__Assignment__
Work out how many lines in the records include the word "dialog", then answer with nothing but that number.
::: Information shown
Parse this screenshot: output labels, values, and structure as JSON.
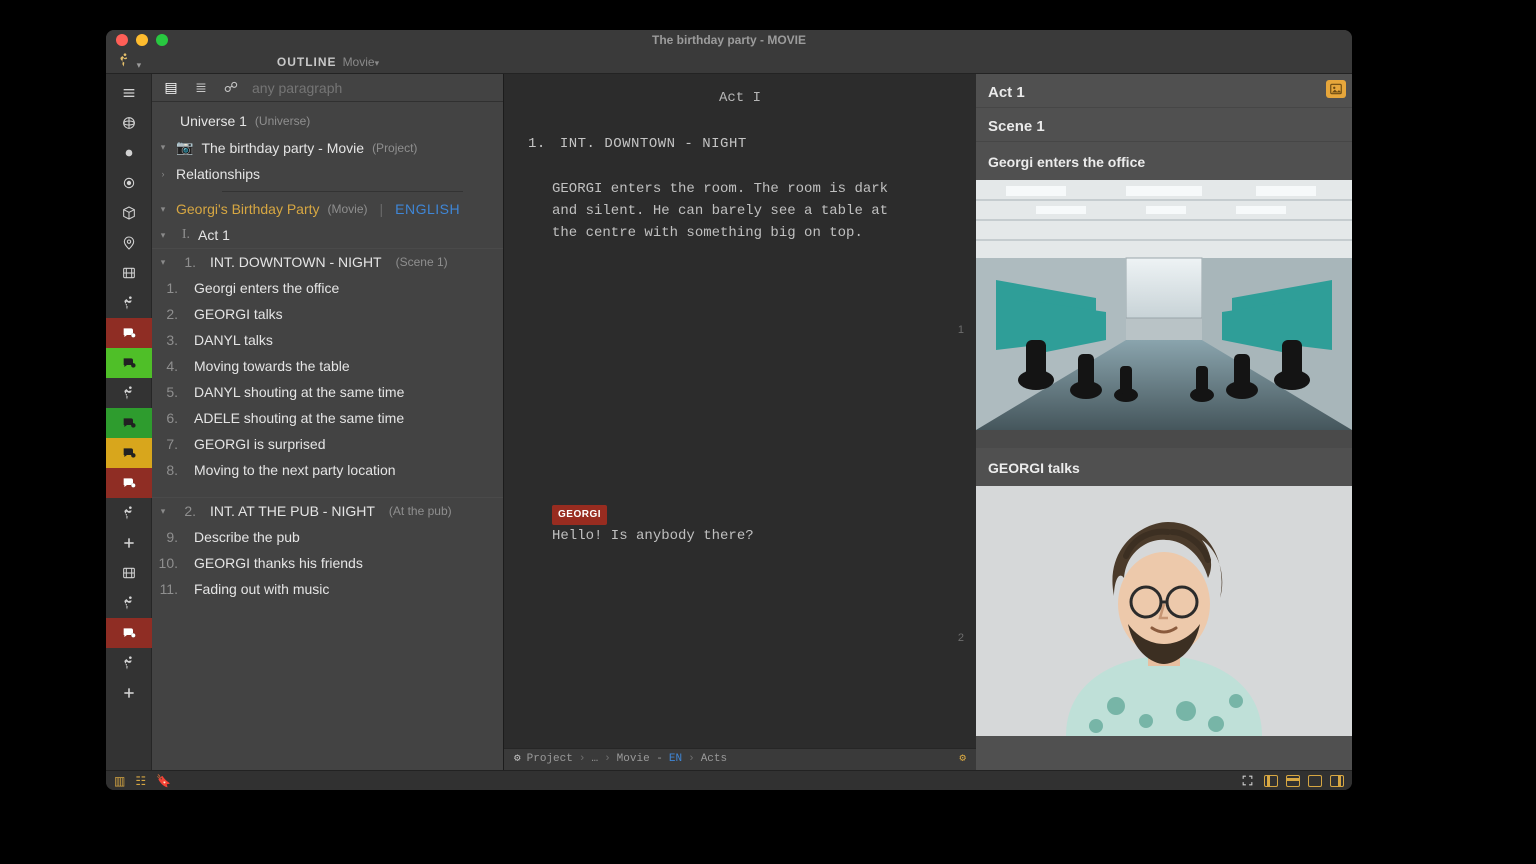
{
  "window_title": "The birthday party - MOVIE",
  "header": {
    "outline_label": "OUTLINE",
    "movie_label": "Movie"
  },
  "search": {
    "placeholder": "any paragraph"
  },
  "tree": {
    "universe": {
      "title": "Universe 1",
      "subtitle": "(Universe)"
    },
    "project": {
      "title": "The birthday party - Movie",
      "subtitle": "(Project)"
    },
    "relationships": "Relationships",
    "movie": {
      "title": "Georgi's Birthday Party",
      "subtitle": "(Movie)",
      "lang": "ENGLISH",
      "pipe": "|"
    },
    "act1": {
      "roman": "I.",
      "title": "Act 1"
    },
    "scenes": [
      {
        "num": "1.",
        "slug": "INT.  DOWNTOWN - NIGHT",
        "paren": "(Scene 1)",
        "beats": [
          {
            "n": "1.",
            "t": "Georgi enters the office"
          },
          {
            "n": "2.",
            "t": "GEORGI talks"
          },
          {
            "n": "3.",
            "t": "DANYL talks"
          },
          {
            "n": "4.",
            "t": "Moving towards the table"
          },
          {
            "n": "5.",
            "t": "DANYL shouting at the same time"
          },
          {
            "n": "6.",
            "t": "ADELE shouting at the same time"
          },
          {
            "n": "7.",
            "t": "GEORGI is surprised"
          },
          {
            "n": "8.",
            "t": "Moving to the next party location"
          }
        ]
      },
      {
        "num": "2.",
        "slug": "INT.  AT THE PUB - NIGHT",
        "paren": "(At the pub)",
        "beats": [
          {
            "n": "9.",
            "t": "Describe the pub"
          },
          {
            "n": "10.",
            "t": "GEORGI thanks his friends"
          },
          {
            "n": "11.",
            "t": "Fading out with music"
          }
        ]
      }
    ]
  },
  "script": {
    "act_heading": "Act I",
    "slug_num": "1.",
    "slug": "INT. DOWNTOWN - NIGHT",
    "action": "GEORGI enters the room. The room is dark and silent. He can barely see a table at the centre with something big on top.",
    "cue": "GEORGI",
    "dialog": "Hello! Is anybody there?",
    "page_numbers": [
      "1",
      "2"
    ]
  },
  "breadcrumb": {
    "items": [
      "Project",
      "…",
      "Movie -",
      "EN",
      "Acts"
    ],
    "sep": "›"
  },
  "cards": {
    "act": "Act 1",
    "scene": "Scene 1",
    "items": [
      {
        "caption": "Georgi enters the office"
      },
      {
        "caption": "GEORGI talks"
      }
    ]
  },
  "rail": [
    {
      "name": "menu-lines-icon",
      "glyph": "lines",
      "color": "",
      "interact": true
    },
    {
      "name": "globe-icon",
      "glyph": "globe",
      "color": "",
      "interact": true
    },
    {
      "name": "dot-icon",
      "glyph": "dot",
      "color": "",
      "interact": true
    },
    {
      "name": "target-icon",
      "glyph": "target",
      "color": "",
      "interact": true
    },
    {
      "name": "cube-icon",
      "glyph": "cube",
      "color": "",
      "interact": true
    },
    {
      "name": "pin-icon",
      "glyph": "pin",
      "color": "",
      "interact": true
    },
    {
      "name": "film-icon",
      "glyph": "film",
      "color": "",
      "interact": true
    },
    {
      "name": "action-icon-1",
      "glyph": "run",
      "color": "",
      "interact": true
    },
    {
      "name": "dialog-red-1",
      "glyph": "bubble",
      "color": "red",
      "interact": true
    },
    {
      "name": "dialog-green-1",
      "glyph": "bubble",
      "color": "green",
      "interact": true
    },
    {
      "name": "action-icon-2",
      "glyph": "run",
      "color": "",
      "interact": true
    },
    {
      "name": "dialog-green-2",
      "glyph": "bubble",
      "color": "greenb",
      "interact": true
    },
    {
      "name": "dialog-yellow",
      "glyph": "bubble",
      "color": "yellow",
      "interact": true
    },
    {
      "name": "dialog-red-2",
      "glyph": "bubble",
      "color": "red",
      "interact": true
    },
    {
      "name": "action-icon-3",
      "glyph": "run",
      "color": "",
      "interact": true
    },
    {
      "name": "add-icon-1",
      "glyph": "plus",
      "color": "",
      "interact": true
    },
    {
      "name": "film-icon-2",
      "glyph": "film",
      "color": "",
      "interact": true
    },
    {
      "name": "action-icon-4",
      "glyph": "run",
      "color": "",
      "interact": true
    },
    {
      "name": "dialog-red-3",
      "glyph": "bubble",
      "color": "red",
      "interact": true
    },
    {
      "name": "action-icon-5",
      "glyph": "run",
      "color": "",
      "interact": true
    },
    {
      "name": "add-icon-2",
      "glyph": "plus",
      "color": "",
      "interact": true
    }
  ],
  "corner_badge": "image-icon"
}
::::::
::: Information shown
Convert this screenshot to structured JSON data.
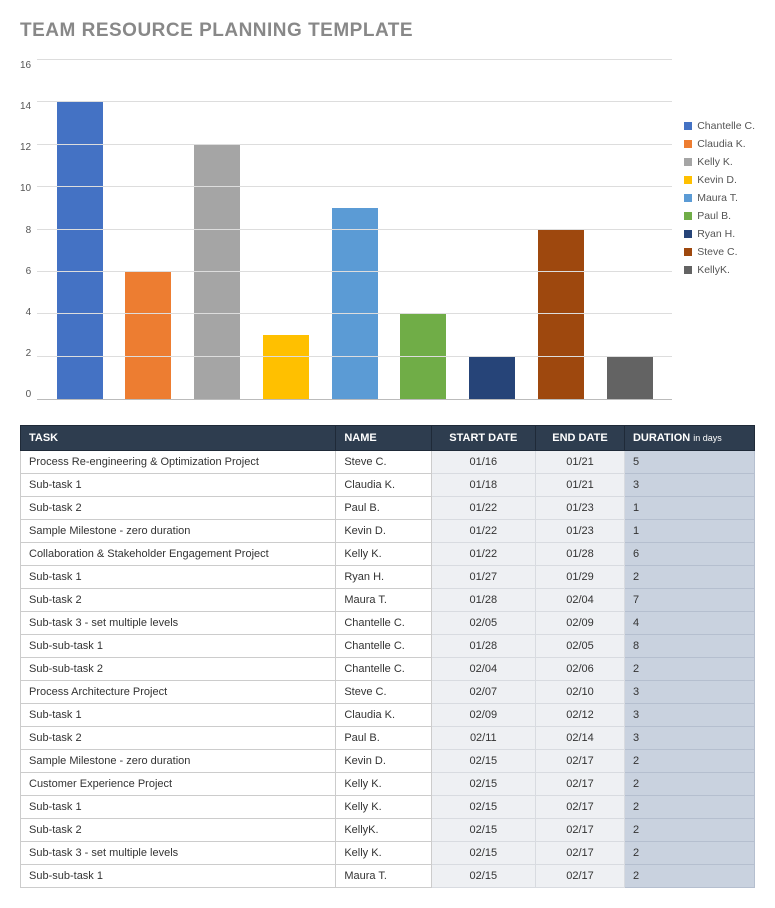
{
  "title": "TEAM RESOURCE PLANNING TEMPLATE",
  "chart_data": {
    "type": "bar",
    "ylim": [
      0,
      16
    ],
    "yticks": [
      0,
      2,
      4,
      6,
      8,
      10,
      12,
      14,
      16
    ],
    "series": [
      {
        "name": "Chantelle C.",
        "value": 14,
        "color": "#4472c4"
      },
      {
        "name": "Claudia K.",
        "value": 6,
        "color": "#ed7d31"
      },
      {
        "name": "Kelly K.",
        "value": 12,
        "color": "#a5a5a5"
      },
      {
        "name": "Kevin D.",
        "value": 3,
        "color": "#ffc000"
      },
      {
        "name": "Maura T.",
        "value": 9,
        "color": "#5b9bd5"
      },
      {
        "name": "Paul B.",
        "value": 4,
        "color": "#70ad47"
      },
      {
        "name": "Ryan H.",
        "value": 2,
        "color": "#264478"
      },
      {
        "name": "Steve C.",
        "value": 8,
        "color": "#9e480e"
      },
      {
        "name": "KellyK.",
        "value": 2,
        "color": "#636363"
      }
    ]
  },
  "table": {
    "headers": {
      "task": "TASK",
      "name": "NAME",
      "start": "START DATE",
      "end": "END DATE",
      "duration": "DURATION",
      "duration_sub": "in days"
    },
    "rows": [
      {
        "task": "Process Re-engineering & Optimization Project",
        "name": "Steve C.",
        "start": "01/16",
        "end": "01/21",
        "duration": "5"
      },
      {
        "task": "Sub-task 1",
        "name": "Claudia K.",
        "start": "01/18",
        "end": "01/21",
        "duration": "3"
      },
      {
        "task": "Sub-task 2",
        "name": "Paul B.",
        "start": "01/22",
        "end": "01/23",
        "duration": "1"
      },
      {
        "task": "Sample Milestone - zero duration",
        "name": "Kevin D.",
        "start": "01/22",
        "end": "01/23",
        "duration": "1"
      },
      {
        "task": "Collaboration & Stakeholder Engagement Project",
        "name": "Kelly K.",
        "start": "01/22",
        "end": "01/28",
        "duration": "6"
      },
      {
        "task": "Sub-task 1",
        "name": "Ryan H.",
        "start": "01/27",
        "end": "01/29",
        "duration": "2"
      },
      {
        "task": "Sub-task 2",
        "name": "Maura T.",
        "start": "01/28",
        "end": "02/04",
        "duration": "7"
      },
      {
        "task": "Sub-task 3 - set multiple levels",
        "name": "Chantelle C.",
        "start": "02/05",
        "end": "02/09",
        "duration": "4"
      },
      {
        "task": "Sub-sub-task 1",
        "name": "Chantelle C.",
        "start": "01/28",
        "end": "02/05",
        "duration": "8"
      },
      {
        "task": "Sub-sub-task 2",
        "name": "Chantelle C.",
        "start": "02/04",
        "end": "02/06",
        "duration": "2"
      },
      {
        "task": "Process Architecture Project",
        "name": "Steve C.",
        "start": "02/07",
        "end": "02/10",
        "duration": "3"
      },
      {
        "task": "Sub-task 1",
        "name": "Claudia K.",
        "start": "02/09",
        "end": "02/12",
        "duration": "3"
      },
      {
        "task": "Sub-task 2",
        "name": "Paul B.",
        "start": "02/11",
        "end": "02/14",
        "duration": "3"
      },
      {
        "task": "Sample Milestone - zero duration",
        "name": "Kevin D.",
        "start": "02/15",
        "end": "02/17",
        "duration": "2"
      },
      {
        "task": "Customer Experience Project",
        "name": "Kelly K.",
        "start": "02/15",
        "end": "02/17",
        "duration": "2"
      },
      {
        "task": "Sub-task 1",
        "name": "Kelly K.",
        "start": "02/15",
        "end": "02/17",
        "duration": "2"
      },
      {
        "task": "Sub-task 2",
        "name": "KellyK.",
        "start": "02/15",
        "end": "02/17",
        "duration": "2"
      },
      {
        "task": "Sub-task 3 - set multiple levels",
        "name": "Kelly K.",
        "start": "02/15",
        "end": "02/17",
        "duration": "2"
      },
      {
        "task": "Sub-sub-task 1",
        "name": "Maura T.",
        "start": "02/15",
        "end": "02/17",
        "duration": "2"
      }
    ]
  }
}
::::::
__Reply to the task__
7